# What to produce:
Go through the entries below and copy every line that holds the word "动态音乐".

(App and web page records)
■ ■ ■ ■ ■ ■ ■

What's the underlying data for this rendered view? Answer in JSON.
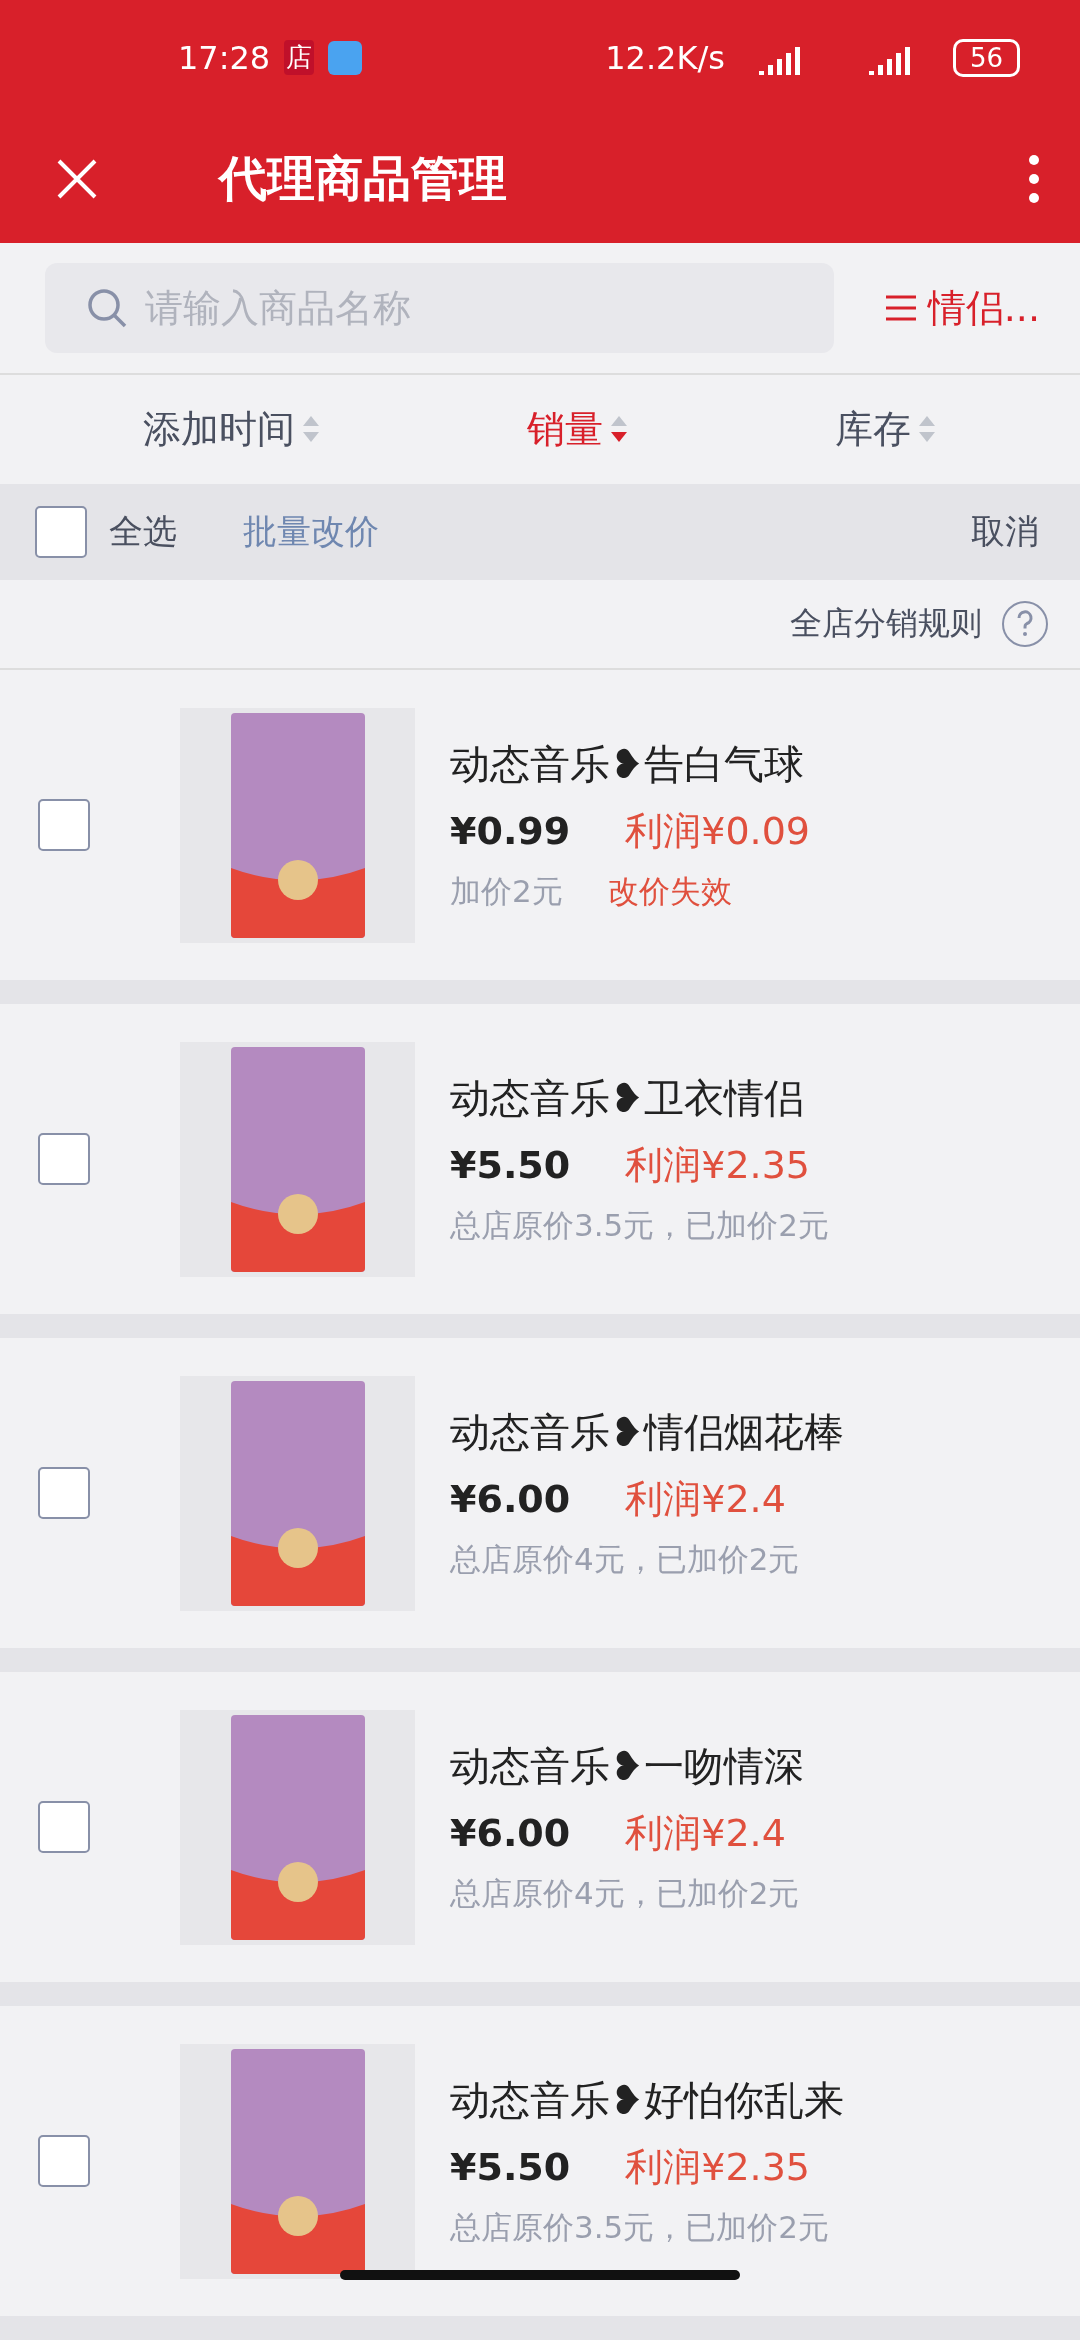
{
  "status_bar": {
    "time": "17:28",
    "shop_badge": "店",
    "speed": "12.2K/s",
    "battery": "56"
  },
  "header": {
    "title": "代理商品管理"
  },
  "search": {
    "placeholder": "请输入商品名称",
    "category": "情侣..."
  },
  "sort_tabs": [
    {
      "label": "添加时间",
      "selected": false
    },
    {
      "label": "销量",
      "selected": true
    },
    {
      "label": "库存",
      "selected": false
    }
  ],
  "batch_bar": {
    "select_all": {
      "label": "全选",
      "checked": false
    },
    "batch_price": "批量改价",
    "cancel": "取消"
  },
  "rules": {
    "label": "全店分销规则"
  },
  "products": [
    {
      "title": "动态音乐❥告白气球",
      "price": "¥0.99",
      "profit": "利润¥0.09",
      "checked": false,
      "notes": [
        {
          "kind": "normal",
          "text": "加价2元"
        },
        {
          "kind": "warning",
          "text": "改价失效"
        }
      ]
    },
    {
      "title": "动态音乐❥卫衣情侣",
      "price": "¥5.50",
      "profit": "利润¥2.35",
      "checked": false,
      "notes": [
        {
          "kind": "normal",
          "text": "总店原价3.5元，已加价2元"
        }
      ]
    },
    {
      "title": "动态音乐❥情侣烟花棒",
      "price": "¥6.00",
      "profit": "利润¥2.4",
      "checked": false,
      "notes": [
        {
          "kind": "normal",
          "text": "总店原价4元，已加价2元"
        }
      ]
    },
    {
      "title": "动态音乐❥一吻情深",
      "price": "¥6.00",
      "profit": "利润¥2.4",
      "checked": false,
      "notes": [
        {
          "kind": "normal",
          "text": "总店原价4元，已加价2元"
        }
      ]
    },
    {
      "title": "动态音乐❥好怕你乱来",
      "price": "¥5.50",
      "profit": "利润¥2.35",
      "checked": false,
      "notes": [
        {
          "kind": "normal",
          "text": "总店原价3.5元，已加价2元"
        }
      ]
    }
  ]
}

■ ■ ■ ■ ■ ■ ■

# Task output:
      "title": "动态音乐❥告白气球",
      "title": "动态音乐❥卫衣情侣",
      "title": "动态音乐❥情侣烟花棒",
      "title": "动态音乐❥一吻情深",
      "title": "动态音乐❥好怕你乱来",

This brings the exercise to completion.